Readers by professional status Count As %
Student > Master 15 17%
Student > Postgraduate 10 12%
Researcher 10 12%
Student > Ph. D. Student 9 10%
Student > Doctoral Student 6 7%
Other 21 24%
Unknown 15 17%
Readers by discipline Count As %
Biochemistry, Genetics and Molecular Biology 28 33%
Medicine and Dentistry 21 24%
Agricultural and Biological Sciences 9 10%
Nursing and Health Professions 3 3%
Social Sciences 3 3%
Other 6 7%
Unknown 16 19%

Attention Score in Context

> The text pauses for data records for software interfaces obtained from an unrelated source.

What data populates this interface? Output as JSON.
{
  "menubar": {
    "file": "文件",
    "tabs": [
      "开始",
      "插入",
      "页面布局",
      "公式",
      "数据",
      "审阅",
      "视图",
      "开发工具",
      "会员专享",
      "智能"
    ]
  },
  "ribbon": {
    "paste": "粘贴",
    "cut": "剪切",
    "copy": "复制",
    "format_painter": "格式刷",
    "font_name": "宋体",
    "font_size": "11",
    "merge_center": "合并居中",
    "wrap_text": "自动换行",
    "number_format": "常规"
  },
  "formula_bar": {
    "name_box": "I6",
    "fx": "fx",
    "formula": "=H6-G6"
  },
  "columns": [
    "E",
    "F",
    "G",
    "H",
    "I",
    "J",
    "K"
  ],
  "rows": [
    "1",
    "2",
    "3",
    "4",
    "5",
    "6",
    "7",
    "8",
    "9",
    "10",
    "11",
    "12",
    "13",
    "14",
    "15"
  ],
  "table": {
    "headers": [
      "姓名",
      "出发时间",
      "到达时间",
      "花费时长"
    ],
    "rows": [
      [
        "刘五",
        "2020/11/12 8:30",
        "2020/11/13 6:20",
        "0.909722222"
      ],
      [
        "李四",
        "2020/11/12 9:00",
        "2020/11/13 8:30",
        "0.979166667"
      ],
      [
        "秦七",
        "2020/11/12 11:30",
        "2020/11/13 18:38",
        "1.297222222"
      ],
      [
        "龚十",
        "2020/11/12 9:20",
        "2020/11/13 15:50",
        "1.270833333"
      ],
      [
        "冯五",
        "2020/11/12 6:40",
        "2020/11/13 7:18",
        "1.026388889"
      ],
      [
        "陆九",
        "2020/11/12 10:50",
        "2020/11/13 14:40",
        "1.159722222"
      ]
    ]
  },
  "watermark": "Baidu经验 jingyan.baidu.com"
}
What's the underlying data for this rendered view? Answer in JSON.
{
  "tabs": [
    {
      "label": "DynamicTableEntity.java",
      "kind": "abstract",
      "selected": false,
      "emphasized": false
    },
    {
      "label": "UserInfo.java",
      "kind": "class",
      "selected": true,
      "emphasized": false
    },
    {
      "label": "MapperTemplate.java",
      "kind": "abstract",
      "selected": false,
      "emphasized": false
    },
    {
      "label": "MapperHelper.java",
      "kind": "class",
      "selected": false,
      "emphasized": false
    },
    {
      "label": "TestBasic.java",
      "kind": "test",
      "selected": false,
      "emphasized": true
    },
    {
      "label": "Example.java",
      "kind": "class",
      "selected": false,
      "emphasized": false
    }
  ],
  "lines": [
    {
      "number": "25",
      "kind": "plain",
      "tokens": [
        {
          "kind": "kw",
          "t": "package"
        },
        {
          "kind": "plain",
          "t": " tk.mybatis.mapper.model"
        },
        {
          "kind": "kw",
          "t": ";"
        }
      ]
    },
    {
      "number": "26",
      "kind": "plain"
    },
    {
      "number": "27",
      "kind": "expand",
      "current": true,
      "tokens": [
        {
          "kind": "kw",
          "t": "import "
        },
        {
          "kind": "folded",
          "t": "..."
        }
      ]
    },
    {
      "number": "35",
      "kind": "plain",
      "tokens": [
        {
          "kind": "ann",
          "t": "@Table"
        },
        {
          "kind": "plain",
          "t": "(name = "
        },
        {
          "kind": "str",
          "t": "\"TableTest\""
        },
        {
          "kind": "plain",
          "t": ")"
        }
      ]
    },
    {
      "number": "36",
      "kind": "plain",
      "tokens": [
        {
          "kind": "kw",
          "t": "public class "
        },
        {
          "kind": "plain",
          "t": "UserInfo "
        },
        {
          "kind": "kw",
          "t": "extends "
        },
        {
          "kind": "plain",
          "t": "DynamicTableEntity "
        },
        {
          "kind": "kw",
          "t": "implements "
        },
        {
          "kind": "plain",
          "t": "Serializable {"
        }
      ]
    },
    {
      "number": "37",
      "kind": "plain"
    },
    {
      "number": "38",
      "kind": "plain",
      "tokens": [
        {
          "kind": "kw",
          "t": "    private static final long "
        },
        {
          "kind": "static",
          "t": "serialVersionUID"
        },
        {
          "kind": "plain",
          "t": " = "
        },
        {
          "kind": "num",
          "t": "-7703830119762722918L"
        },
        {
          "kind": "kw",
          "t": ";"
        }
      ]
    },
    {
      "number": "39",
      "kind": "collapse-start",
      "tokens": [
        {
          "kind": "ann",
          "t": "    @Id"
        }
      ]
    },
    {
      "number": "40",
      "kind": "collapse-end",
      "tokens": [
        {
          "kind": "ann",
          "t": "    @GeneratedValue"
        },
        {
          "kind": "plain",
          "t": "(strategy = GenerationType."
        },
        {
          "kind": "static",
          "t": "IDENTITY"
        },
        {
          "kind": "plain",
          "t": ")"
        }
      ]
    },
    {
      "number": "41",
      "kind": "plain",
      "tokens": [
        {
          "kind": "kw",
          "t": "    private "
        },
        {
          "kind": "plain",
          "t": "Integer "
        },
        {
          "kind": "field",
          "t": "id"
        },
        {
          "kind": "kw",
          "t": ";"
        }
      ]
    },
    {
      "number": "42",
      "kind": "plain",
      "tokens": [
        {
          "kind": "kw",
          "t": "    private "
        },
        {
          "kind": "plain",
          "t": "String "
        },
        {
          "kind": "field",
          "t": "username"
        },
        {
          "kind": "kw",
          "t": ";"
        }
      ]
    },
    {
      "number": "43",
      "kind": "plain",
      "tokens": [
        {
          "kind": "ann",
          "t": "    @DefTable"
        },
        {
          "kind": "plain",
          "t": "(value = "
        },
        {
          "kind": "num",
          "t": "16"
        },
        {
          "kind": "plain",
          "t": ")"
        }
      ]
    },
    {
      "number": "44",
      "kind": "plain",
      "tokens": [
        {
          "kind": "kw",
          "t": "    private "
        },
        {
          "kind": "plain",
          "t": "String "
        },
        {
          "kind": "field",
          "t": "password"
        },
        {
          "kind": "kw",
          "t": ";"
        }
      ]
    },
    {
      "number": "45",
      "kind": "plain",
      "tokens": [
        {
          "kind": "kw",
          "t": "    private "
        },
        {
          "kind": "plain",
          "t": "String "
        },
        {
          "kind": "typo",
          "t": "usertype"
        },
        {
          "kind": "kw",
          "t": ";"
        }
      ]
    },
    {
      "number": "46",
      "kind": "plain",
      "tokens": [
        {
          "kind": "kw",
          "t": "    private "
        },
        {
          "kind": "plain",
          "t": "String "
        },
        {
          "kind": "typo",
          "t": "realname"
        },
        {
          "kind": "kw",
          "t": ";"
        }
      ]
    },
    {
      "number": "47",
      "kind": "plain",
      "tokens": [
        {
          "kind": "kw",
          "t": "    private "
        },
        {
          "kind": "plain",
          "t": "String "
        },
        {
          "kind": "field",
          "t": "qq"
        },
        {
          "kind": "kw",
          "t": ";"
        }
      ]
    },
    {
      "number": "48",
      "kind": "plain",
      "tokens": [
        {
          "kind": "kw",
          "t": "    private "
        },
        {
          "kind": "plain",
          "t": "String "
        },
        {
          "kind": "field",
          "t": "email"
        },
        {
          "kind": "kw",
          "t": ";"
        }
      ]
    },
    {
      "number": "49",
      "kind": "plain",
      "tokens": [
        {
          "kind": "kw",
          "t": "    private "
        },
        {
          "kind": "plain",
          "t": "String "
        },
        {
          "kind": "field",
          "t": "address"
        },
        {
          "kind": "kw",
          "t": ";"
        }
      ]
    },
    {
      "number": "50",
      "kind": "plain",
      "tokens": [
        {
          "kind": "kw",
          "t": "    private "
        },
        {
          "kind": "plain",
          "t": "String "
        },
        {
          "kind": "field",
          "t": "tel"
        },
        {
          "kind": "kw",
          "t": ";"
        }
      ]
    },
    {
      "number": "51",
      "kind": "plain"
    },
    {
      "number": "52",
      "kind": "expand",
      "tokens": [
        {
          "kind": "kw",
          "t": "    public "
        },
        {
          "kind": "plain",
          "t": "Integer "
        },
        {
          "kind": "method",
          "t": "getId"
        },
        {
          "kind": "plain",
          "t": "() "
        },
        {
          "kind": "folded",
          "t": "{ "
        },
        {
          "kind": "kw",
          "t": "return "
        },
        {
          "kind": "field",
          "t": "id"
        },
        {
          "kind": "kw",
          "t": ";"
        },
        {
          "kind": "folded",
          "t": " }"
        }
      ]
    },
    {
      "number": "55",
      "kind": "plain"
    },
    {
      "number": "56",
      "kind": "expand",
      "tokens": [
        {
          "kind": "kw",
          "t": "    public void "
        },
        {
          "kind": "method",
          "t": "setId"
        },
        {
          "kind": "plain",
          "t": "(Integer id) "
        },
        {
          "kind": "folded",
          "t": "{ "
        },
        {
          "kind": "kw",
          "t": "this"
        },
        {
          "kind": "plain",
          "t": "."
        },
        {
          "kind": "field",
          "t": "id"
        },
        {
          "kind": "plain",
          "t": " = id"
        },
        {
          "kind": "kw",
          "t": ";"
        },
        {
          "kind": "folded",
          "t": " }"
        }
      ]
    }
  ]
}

This research output has an Altmetric Attention Score of 7. This is our high-level measure of the quality and quantity of online attention that it has received. This Attention Score, as well as the ranking and number of research outputs shown below, was calculated when the research output was last mentioned on 29 September 2019.
All research outputs
#2,935,435
of 15,934,888 outputs
Outputs from BMC Cancer
#731
of 5,915 outputs
Outputs of similar age
#71,088
of 362,198 outputs
Outputs of similar age from BMC Cancer
#92
of 764 outputs
Altmetric has tracked 15,934,888 research outputs across all sources so far. Compared to these this one has done well and is in the 81st percentile: it's in the top 25% of all research outputs ever tracked by Altmetric.
So far Altmetric has tracked 5,915 research outputs from this source. They receive a mean Attention Score of 4.1. This one has done well, scoring higher than 87% of its peers.
Older research outputs will score higher simply because they've had more time to accumulate mentions. To account for age we can compare this Altmetric Attention Score to the 362,198 tracked outputs that were published within six weeks on either side of this one in any source. This one has done well, scoring higher than 80% of its contemporaries.
We're also able to compare this research output to 764 others from the same source and published within six weeks on either side of this one. This one has done well, scoring higher than 87% of its contemporaries.